A subject which has become a political hot potato in recent months has been the subject of NHS Top Ups.
Largely due to the expediential increase in certain drug therapies, driven by ground breaking cancer treatments, the cost of providing unlimited drug treatments to patients has proven difficult for some NHS Trusts.
As new experimental drugs are released onto the market, the question of funding them has become a hotly debated area.
Local NHS Primary Care Trusts, the organisations responsible for region NHS funding have found it difficult to meet the full costs. Driven by guidelines from NICE (National Institute for Clinical Excellence), Primary Care Trusts have found themselves falling short in some funding areas. This has in turn raised issue over patients being able to ‘top up’ the difference.
What’s wrong with Topping Up?
In principle, all you are doing is providing immediate funding to assist with your treatment, it sounds reasonable to many. However, NHS Trusts and Politicians have raised concerns over the two tier system it may create, between those who can afford to part fund and those who cannot.

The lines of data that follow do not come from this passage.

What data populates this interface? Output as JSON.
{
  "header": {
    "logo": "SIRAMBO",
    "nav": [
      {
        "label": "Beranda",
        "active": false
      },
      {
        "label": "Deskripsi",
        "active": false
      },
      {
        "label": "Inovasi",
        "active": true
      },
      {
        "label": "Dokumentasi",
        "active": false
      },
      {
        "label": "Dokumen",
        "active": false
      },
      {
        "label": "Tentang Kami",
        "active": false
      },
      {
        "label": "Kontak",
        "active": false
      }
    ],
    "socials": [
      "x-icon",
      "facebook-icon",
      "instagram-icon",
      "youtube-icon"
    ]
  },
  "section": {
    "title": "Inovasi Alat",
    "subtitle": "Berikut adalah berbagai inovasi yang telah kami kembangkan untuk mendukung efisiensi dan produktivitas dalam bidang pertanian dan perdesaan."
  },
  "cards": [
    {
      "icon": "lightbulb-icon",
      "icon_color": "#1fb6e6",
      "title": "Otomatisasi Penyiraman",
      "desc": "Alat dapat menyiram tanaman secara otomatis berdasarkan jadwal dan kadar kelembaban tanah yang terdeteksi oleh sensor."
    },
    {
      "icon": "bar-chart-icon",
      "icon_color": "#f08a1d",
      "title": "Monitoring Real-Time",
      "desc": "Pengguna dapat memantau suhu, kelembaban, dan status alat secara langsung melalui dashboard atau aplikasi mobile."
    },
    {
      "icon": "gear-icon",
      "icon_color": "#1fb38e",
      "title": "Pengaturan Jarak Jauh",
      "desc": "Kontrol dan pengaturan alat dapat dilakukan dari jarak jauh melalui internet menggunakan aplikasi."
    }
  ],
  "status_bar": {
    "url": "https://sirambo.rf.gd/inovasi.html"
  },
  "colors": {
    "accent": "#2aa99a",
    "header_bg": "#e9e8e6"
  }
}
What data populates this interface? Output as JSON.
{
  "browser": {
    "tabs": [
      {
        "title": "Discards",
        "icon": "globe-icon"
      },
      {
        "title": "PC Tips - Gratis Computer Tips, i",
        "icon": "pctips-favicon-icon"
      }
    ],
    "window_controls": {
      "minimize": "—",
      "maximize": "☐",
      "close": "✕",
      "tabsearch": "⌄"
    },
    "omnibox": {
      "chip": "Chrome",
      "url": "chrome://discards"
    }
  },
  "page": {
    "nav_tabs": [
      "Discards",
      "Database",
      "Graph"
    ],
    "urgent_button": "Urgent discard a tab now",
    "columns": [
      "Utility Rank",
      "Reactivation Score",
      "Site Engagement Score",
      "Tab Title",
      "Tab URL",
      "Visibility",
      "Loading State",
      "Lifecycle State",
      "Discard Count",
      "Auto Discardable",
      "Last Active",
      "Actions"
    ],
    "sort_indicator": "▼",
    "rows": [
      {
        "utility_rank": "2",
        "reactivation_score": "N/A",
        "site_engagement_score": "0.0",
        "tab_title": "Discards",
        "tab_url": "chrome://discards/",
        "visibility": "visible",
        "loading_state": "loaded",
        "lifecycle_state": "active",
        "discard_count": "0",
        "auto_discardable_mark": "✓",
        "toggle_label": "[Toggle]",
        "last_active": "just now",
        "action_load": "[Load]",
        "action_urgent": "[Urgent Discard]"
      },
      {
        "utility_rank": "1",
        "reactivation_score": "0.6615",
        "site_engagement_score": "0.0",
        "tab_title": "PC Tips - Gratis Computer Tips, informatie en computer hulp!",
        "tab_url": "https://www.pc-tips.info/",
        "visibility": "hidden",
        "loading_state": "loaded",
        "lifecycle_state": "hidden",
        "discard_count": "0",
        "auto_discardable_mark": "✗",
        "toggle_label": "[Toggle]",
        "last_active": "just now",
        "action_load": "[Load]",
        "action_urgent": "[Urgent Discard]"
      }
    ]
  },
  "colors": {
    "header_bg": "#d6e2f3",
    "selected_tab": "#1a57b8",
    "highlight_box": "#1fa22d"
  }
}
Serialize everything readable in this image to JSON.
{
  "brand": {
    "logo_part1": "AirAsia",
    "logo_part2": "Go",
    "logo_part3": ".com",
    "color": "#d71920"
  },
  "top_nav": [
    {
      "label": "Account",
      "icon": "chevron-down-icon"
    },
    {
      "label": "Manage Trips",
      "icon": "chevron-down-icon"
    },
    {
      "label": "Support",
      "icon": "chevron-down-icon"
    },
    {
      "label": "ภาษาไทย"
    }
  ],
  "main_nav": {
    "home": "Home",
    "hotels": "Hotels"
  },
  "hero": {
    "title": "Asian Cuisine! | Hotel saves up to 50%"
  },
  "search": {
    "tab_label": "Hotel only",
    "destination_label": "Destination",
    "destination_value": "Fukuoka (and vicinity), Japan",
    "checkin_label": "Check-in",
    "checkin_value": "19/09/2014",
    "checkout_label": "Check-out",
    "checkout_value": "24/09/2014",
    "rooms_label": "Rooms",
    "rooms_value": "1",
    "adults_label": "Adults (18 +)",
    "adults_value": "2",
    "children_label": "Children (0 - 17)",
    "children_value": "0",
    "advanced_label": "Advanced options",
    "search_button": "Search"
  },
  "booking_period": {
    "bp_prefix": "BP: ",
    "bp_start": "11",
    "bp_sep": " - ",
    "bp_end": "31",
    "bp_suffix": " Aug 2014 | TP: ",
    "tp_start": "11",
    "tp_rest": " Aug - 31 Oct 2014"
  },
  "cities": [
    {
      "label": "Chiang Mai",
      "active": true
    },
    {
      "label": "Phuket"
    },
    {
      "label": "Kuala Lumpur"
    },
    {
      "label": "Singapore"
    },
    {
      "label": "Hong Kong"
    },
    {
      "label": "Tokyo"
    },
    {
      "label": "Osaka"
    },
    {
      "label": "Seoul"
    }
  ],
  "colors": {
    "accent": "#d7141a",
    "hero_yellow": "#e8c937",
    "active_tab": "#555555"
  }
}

Previously, the NHS has taken a strong stance forbidding Top Up’s or part private treatment in favour of keeping a level playing field for all. However, as the subject continues to develop more and more NHS Trusts are reviewing their position, and government has also relaxed its position on Top Up’s.
Isn’t this what they do in Europe?
A large proportion of Europe already adopts a top-up stance to healthcare; however the big difference is that this is an integral part of their healthcare regime, unlike that of the UK.
In France for example, the state typically pays 70% of all required treatments. It is up to the individual to fund the difference. Some will do this from savings, whereas the majority use medical insurance to cover the gap.
The state will pay 100% if you suffer a serious illness or are unable to fund yourself, but do to the small amount of risk insurers are facing compared to 100% funding, the insurance market is more attractive in both price and underwriting.
If such an approach could be adopted in the UK, we would require a huge turn around with the NHS, something that many believe could not be successfully done.
Topping Up with Insurance?
It is estimated that as much as 12% of the UK population use some form of medical insurance to either replace their NHS entitlement or compliment it. As times change, and markets adapt, so too do insurance policies.
Today, it is possible to buy specific policies which have been designed with ‘topping up’ in mind, enabling people to privately compliment their NHS benefits in case treatments should prove too expensive.
One particular insurer which has always been renown for innovation is the Western Provident Association (WPA), based in Taunton, Somerset.
WPA have formulated a modular plan called “Health Top UP”, which enables members to top up the areas of their healthcare which they feel most concerned about. The plan comes in separate sections which can be selected to build your ideal policy. These include;
You can select any combination of benefits to meet your personal needs and budge. The plan is currently only available online, and you can obtain a free quote and buy online by clicking here.
- Dental and optical treatment
- Prescription charges
- Specialist cancer drugs
- Emergency treatment whilst holidaying abroad
- Cosmetic surgery after an accident